### Recorded information

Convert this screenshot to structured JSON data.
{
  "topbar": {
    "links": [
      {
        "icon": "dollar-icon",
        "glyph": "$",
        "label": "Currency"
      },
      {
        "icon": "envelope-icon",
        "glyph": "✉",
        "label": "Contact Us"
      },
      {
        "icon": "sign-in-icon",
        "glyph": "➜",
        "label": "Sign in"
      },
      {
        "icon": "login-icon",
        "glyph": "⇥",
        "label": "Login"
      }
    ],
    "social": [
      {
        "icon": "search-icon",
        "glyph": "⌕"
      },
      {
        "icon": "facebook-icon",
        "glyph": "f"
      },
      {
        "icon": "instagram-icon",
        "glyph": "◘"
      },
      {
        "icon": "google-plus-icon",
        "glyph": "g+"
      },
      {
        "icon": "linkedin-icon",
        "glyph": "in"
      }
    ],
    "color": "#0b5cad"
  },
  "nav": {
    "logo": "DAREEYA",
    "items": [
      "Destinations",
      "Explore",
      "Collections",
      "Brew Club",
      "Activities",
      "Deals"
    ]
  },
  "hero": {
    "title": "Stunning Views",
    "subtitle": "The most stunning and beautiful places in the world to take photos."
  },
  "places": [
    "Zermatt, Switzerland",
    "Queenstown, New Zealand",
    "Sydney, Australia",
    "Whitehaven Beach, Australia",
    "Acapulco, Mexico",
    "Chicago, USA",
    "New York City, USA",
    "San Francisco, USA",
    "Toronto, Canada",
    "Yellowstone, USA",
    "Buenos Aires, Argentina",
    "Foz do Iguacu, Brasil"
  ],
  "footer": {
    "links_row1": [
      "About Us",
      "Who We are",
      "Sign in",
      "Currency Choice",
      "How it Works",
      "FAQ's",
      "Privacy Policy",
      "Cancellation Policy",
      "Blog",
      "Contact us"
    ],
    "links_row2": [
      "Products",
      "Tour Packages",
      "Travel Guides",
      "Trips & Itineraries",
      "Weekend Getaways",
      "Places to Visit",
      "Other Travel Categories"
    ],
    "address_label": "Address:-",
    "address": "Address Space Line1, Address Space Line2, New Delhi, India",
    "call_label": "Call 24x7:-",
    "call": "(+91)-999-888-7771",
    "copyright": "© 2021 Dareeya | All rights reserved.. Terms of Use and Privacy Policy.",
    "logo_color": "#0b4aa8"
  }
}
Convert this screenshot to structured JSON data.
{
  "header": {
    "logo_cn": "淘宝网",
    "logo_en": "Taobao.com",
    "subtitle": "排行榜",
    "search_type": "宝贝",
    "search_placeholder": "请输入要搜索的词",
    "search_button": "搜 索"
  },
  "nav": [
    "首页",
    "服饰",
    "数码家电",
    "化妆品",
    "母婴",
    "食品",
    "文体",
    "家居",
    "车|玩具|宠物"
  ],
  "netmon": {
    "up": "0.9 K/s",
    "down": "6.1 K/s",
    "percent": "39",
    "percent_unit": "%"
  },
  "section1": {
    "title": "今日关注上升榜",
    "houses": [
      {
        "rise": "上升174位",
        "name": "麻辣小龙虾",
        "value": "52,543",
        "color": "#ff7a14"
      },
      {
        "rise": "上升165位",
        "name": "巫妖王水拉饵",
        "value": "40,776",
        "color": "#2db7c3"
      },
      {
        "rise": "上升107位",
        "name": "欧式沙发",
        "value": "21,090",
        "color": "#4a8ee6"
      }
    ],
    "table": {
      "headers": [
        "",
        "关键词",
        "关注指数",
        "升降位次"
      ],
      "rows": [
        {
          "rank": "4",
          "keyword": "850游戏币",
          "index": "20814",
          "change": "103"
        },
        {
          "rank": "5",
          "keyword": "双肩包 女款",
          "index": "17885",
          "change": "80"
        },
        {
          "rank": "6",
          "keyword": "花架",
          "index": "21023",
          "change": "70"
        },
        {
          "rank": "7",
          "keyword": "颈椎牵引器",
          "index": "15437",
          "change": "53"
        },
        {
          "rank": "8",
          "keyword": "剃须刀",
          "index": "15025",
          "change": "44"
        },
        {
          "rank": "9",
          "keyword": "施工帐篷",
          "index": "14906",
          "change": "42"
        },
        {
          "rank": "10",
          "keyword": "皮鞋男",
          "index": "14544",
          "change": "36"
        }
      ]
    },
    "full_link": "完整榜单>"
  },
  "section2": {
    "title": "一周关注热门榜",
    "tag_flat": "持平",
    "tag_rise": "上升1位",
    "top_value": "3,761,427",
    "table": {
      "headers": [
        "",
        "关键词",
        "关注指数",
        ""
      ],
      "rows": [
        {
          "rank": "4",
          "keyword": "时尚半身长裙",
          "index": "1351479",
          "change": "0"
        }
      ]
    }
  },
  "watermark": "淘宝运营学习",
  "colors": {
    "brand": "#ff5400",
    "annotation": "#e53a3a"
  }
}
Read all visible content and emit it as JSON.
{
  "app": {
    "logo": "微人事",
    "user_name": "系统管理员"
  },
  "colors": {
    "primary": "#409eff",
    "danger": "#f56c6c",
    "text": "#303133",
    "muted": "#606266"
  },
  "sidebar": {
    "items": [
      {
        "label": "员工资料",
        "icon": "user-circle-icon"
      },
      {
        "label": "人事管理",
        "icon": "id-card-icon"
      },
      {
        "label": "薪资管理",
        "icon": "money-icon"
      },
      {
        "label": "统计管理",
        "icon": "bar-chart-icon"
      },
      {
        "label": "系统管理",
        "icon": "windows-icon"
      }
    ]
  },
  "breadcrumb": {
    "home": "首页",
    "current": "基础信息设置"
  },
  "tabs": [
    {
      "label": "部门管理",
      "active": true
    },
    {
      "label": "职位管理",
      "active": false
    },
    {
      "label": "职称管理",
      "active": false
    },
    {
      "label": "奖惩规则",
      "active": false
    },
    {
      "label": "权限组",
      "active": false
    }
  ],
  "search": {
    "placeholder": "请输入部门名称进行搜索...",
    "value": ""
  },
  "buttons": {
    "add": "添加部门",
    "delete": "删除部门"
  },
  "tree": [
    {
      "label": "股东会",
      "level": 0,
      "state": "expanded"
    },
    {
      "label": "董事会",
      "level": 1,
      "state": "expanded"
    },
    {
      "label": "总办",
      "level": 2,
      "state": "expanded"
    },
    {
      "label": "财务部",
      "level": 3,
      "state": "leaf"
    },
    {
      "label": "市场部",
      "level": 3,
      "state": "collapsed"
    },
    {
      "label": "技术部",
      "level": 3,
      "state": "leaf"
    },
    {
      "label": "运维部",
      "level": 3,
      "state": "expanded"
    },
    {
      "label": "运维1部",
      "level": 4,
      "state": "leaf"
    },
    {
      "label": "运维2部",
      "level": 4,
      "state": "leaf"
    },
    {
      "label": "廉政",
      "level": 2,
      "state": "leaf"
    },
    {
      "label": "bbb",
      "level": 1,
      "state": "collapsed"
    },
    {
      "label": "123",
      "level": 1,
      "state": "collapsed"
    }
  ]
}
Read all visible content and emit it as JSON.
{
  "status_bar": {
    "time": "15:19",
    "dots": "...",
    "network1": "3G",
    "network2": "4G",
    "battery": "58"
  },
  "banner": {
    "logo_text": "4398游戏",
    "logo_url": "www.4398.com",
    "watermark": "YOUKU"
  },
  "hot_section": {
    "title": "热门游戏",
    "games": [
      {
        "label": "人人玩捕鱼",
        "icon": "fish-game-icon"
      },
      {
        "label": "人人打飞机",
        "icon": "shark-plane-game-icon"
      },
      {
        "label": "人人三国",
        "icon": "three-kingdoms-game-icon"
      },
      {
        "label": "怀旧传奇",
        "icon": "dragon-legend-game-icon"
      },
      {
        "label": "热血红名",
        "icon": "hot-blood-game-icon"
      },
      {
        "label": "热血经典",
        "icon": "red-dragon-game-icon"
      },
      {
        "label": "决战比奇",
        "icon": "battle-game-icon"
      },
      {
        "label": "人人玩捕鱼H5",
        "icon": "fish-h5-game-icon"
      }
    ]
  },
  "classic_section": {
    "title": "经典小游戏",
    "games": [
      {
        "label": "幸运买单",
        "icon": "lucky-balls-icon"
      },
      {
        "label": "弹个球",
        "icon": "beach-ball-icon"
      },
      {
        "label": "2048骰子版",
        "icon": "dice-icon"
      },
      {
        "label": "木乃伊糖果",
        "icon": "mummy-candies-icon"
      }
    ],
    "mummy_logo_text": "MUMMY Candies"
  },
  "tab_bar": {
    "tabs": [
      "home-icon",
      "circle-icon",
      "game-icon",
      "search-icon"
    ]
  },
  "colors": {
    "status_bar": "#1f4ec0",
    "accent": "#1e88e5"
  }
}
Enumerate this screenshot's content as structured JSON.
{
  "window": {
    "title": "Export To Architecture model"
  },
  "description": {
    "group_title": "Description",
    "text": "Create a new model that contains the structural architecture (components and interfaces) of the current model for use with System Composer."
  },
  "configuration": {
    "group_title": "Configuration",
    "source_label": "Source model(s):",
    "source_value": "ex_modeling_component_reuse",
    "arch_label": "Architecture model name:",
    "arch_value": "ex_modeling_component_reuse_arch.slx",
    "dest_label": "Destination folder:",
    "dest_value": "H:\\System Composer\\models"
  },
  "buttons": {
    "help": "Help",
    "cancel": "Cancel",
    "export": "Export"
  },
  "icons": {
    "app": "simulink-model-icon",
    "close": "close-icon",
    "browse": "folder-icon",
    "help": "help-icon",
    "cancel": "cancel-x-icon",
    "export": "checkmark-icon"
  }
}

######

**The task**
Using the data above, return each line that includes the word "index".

**Result of this exercise**
          "index": "20814",
          "index": "17885",
          "index": "21023",
          "index": "15437",
          "index": "15025",
          "index": "14906",
          "index": "14544",
          "index": "1351479",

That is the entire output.